**DATA TO EXAMINE**
----------
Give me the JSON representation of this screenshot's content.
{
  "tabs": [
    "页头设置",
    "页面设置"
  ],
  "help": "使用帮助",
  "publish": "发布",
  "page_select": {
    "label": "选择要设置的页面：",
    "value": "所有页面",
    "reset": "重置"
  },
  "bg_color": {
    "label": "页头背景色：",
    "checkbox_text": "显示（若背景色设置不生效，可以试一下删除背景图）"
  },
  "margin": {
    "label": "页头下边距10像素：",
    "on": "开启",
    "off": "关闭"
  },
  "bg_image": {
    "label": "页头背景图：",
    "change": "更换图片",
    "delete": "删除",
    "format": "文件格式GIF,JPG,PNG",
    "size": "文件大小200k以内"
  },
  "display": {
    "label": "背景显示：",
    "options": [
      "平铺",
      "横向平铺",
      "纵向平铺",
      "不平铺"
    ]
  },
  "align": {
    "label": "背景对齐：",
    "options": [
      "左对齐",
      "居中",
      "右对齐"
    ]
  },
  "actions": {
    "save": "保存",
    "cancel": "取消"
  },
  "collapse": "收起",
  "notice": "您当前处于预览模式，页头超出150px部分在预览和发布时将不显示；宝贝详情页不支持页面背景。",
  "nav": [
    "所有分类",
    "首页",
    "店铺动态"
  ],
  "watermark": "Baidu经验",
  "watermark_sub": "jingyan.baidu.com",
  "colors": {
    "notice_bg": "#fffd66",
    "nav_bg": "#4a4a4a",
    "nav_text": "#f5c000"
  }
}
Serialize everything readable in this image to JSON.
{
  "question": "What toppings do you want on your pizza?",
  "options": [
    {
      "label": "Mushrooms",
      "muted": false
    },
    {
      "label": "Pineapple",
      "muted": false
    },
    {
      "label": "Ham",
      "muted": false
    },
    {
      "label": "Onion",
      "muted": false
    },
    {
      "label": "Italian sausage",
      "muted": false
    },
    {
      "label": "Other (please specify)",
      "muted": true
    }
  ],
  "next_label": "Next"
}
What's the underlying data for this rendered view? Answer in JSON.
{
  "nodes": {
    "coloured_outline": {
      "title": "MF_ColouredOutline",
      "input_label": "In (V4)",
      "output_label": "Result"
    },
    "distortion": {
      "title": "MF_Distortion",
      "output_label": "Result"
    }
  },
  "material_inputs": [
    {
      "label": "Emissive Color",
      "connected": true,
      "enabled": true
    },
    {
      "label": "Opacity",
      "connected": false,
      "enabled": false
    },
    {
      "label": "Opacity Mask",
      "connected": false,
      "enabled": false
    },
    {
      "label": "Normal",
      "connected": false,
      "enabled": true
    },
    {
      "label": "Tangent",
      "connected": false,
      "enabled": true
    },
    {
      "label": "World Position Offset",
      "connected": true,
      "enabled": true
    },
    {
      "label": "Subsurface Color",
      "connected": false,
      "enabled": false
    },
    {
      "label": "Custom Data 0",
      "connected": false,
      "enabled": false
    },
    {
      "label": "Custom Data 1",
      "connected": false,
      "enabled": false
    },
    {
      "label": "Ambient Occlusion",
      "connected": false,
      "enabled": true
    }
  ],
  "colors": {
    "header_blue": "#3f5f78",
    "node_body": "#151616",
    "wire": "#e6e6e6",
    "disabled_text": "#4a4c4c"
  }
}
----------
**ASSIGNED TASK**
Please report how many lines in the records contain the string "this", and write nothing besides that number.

**RESPONSE**
3